This post is part of the overall MS-700 Exam Study Guide. Links to each topic as they are posted can be found here.
In this section I will go through the following topics relating to security and compliance settings for Microsoft Teams.
- Plan alerts for Microsoft Teams
- Choose appropriate administration roles
- Plan threat policies
As Microsoft Teams is underpinned by other apps in the platform such as SharePoint Online, the Security and Compliance features available for Microsoft Teams often overlap with features you may already be familiar with. In this section of the study guide, I will be focusing on the features as they relate to Teams but if you are interested in a more holistic view of Security and Compliance in the Microsoft 365 platform, I suggest checking out my previous exam guide for the MS-500 exam: Microsoft 365 Security Administration.
Plan alerts for Microsoft Teams
As I mentioned previously, Microsoft Teams sits on top of other services such as SharePoint Online for file storage and Exchange Online / Office 365 groups. As such, many monitoring and alerting requirements will actually relate to those services. For example, monitoring the membership of a particular Team actually requires you to monitor the membership of the underpinning Office 365 group. Monitoring can be configured for most aspects of Teams in this fashion using the Microsoft 365 Compliance Center by configuring Alert Policies as detailed here.
The membership monitoring requirement mentioned above for example, can be configured as an alert policy in the Compliance Center as shown in Figure 1.
Alert policies are great for monitoring and alerting on common occurrences like this; however, for very specific activities, Microsoft Defender for Cloud Apps activity policies give much more granularity allowing you to finely tune your alerts. As an example, let’s take a private Team that is extremely business sensitive such as an acquisition project. You might want to know for this particular Team if the privacy setting is changed. This level of granularity can be achieved using an activity policy as shown in this post. Setting up an activity policy with the Access Level Change template as shown in Figure 2 can monitor this specific setting.
The template can then be customized to meet the exact requirements. One more area where reports for Teams are managed is in the Teams Admin Center (TAC) “Notifications & Alerts” page. I believe this may be the main area for this exam topic but at the time of writing, there is only one alert rule available under the “Rules” section and in the documentation, “Device State Rule”. There are obviously plans to build out what’s here so it’s definitely worth covering.
Within a rule, you can customize the alerting configuration and scope of the results, sending notifications to Teams channels for example. The rule can also be enabled and disabled from here as shown in Figure 3.
As I mentioned, I expect this functionality to be build out in the near future and that may expand how Teams specific alerting can be configured however for now at least, it’s important to understand the different areas available to monitor and alert on Teams activity.
Choose appropriate administration roles
Like most of the Microsoft 365 apps, Teams fully supports role based access control (RBAC) to help adhere to the principle of least privilege.
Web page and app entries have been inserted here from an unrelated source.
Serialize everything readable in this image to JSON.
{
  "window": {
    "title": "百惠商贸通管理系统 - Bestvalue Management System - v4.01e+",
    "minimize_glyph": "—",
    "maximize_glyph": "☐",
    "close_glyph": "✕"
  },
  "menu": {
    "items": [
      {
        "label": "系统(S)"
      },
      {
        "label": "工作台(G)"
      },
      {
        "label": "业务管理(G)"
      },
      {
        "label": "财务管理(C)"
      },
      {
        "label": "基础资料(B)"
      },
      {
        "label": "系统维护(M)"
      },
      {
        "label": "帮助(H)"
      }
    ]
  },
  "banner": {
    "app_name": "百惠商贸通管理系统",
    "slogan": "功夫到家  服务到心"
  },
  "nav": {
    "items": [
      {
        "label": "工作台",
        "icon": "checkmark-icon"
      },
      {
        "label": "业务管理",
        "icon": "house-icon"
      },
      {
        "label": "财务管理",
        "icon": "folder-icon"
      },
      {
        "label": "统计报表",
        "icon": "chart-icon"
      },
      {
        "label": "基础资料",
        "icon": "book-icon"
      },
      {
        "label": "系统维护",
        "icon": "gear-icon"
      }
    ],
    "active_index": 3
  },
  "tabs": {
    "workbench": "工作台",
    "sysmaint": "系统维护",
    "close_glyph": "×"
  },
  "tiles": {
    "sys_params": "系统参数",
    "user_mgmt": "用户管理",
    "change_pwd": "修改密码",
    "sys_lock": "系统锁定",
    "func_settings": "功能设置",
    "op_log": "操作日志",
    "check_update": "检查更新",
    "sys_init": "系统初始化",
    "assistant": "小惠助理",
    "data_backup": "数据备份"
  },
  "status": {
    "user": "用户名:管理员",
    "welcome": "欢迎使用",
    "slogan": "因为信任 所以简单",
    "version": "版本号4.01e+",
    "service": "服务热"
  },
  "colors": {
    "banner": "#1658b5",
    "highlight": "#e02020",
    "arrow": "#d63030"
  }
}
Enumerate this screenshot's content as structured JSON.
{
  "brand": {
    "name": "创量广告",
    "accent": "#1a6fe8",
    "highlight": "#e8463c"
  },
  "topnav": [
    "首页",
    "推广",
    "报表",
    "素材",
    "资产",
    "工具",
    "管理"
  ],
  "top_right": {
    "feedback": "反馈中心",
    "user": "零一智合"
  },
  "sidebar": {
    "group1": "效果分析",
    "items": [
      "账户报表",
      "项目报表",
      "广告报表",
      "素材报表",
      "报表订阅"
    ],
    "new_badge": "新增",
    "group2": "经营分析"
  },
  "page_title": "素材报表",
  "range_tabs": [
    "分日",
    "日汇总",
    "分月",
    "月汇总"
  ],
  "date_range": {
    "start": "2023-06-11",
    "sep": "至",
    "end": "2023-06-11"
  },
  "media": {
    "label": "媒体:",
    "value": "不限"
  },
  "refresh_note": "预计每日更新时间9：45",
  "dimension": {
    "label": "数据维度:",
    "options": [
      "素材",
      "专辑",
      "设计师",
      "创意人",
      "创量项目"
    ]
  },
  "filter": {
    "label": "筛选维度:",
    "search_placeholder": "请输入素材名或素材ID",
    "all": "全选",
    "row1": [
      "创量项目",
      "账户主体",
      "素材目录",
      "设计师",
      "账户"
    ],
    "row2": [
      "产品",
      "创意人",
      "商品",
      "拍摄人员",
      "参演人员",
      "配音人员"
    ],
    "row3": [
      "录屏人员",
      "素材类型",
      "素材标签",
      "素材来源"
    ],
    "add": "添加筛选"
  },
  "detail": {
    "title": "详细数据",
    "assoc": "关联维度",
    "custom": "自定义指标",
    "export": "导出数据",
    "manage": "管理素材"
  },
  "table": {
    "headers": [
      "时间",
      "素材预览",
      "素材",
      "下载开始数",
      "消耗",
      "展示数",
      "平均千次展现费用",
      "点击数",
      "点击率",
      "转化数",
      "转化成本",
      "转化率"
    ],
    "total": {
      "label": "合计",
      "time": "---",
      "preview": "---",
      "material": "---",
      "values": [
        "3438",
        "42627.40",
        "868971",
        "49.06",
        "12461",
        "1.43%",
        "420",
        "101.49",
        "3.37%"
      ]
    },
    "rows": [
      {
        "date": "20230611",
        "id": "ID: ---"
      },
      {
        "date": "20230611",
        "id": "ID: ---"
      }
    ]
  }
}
Along with global roles such as Global Admin and Global reader, there are also a number of Teams specific roles available within Azure AD / Microsoft 365 Admin Center. The roles (shown in Figure 4) allow varying access to different aspects of Teams and can be used when dedicated Teams access is required while not exposing other elements of the platform.
A detailed breakdown of the functionality available within each role can be found here and it’s important to understand the different roles available and plan the correct level of access for Teams administrators.
Plan threat policies
Threat policies (specifically Safe Links and Safe Attachments) in Microsoft Defender for Office 365 can be expanded to provide protection to Microsoft Teams, OneDrive and SharePoint workloads in addition to Exchange Online. The policies are configured from the Microsoft 365 Security Center under “Policies” -> “Threat Policies” -> “Safe Links” / “Safe Attachments”. I’ve detailed the configuration of Safe Links and Safe Attachments previously here but it’s important to understand how these policies apply to Teams.
Safe Links will scan links found in Teams messages similarly to how it does in email messages. When a message is sent with a link in it, after a successful scan of the link payload, the end user will be able to reach the backend site in Teams. If the link is found to be malicious, the user will be prevented from navigating to it (depending on the setting “Do not let users click through to the original URL”).
Within a Safe Links policy, the options highlighted in Figure 5 impact Safe Links in Teams.
Safe Attachments in Teams, OneDrive and SharePoint provides file scanning on a SharePoint level. As Teams is SharePoint based for it’s file storage, this protection extends to Teams naturally. This is managed via the global settings page for Safe Attachments by enabling the setting shown in Figure 6.
When a file is detected as malicious within Teams storage, users will be blocked from opening, moving, copying or sharing it however by default, they can still download it. To prevent this, the “Disallow Infected File Download” setting should be enabled in the SharePoint Online tenant settings. This is done using the SharePoint Online Management Shell and running the below command:
Set-SPOTenant -DisallowInfectedFileDownload $true
In this post I’ve looked at some of the security and compliance settings relating to Teams but there are a lot more to work through. In the next post, we’ll go through some bigger topics, looking at retention and sensitivity of data within Microsoft Teams.